Detroit Band Uses 2014 Impala as Recording Studio
Gentlemen Mutineers make tracks in Chevrolet’s quietest full-size sedan ever
DETROIT--July 23, 2013: Many people sing in their cars, but few sound as good doing it as Frankie Turner, lead singer of Detroit-based blues-rock band The Gentlemen Mutineers. Frankie, as his fans know him, recently sang in the 2014 Chevrolet Impala, using the full-size sedan as a “mobile studio” to record an “Impala Mix” of their party anthem “Detroit Throttle.”
“The Corktown wobble, the Motor City slide, some Detroit throttle with that good time vibe, we’ll get in the Impala and take that ride, ‘til we feel like we’re 25 miles above the sky,” Frankie sang while Mark Pastoria of Harmonie Park Studios recorded it onto a laptop computer. In addition to the chorus, the band also recorded harmonica and trombone tracks in the car for the song.
The bustling city sounds of Detroit Tigers’ game-day traffic, construction noise and live music in the park proved practically inaudible inside the Impala, said the Grammy Award-winning audio engineer.
“I am amazed at how quiet the Impala is,” Pastoria said, after playing the vocal recording through Impala’s audio system. “It was important that we wouldn’t hear background noise while recording, and with all that was going on outside the car, I am astounded that we couldn't hear any of it. The Impala rocks.”
The new Impala is quiet by design, due in part to a technology that audiophiles know well – the active noise-cancelling technology used in high-end headphones. Active Noise Cancellation is standard on new Impalas with four-cylinder powertrains and helps make the redesigned flagship Chevrolet’s quietest full-size sedan ever.

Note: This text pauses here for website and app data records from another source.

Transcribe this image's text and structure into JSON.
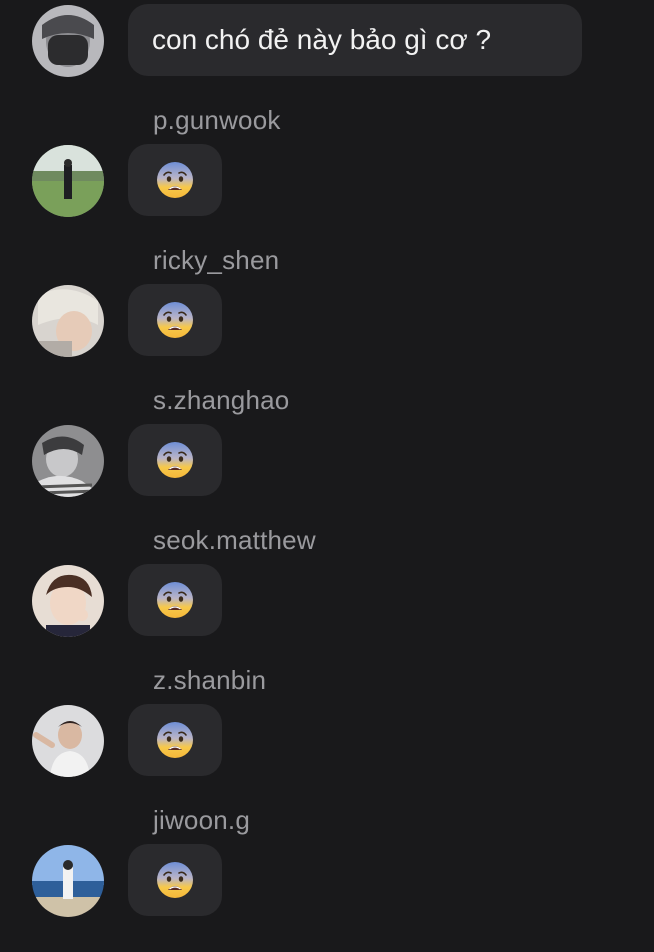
{
  "first_message": {
    "text": "con chó đẻ này bảo gì cơ ?"
  },
  "replies": [
    {
      "username": "p.gunwook",
      "reaction": "fearful-face-emoji"
    },
    {
      "username": "ricky_shen",
      "reaction": "fearful-face-emoji"
    },
    {
      "username": "s.zhanghao",
      "reaction": "fearful-face-emoji"
    },
    {
      "username": "seok.matthew",
      "reaction": "fearful-face-emoji"
    },
    {
      "username": "z.shanbin",
      "reaction": "fearful-face-emoji"
    },
    {
      "username": "jiwoon.g",
      "reaction": "fearful-face-emoji"
    }
  ],
  "colors": {
    "background": "#19191b",
    "bubble": "#2a2a2d",
    "username": "#9a9a9e",
    "text": "#f2f2f2"
  }
}
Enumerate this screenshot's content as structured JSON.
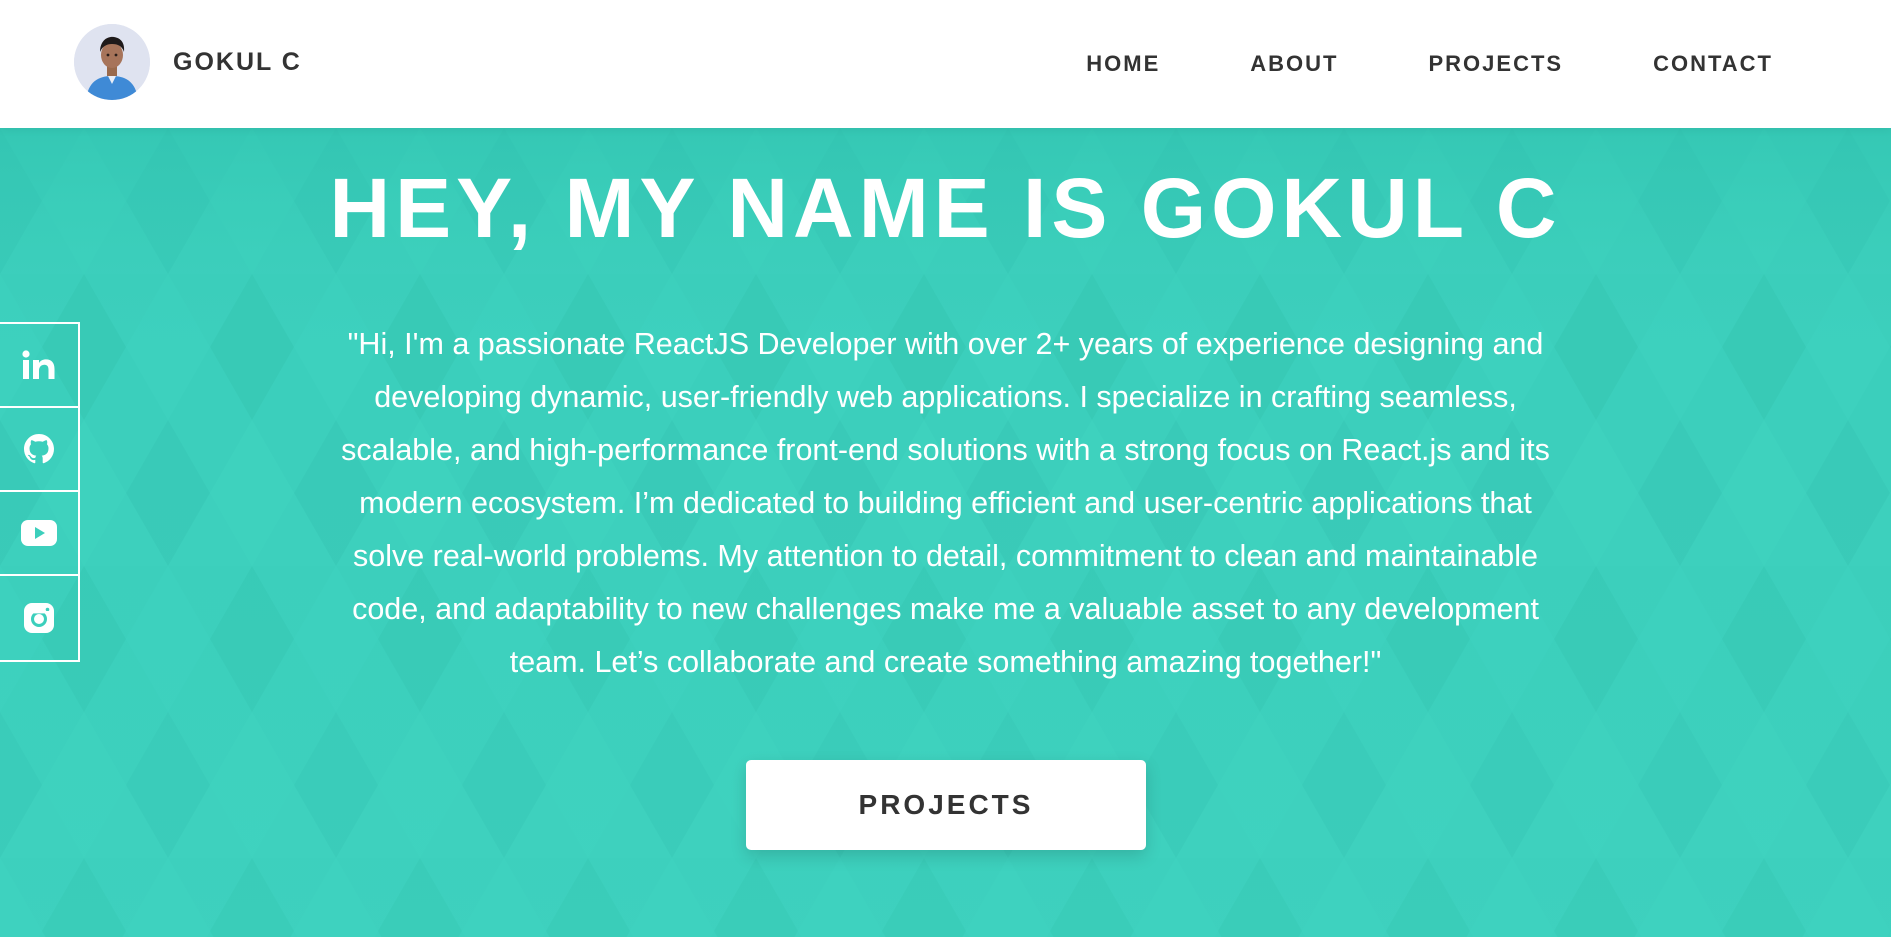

Active noise cancellation even helps owners of the new Impala save money at the pump by using three ceiling-mounted microphones to detect low frequency engine noise during idling. The frequencies are processed by an onboard computer that directs counteracting sound waves through the audio system’s speakers and subwoofer.
This technology allows the engine to operate at the fuel-conserving range of 1,000 to 1,500 RPM, and helps eliminate the need for some sound-deadening materials, all of which contributes to improved fuel efficiency.
Impala also uses a variety of sound-buffering and -absorbing materials to minimize wind, road and engine noise, including:
Acoustically laminated windshield and front-door glass Liquid-applied sound deadener applied to the floor pan and trunk Triple-sealed doors with acoustic perimeter water deflectors Sound-absorbing carpet and dash mat Acoustic foam baffles inside body cavities and between inner and outer quarter panels And an isolated engine cradle.
“Having a quiet cabin makes it easier for Impala’s voice recognition software to understand commands,” said Kara Gordon, a General Motors’ noise and vibration performance engineer. “A quieter cabin also makes it easier for front and backseat passengers to have a conversation at normal speaking levels.”
Voice recognition is part of the MyLink system that comes standard on LT and LTZ models, and helps drivers safely place calls, enter destinations and control other functions while keeping their eyes on the road and hands on the wheel.
To make the Impala as quiet as possible, Gordon worked with Stephanie Ernster, a GM noise and vibration engineering specialist and friend since their college days at Michigan State University.
Ernster tested Impala’s interior acoustics with a mannequin-like binaural recording device called an Aachen Head. Named for the headquarters of Head Acoustics GmbH in Aachen, Germany, the tool uses specially calibrated microphones to precisely record a dynamic range equal with human hearing during test drives on a variety of road surfaces at GM’s Milford Proving Ground.
“Achieving a high level of acoustic refinement requires the most advanced tools available and many hours of road testing,” Ernster said. “The new Impala benefitted from both, resulting in a quiet driving experience that is truly something to sing about.”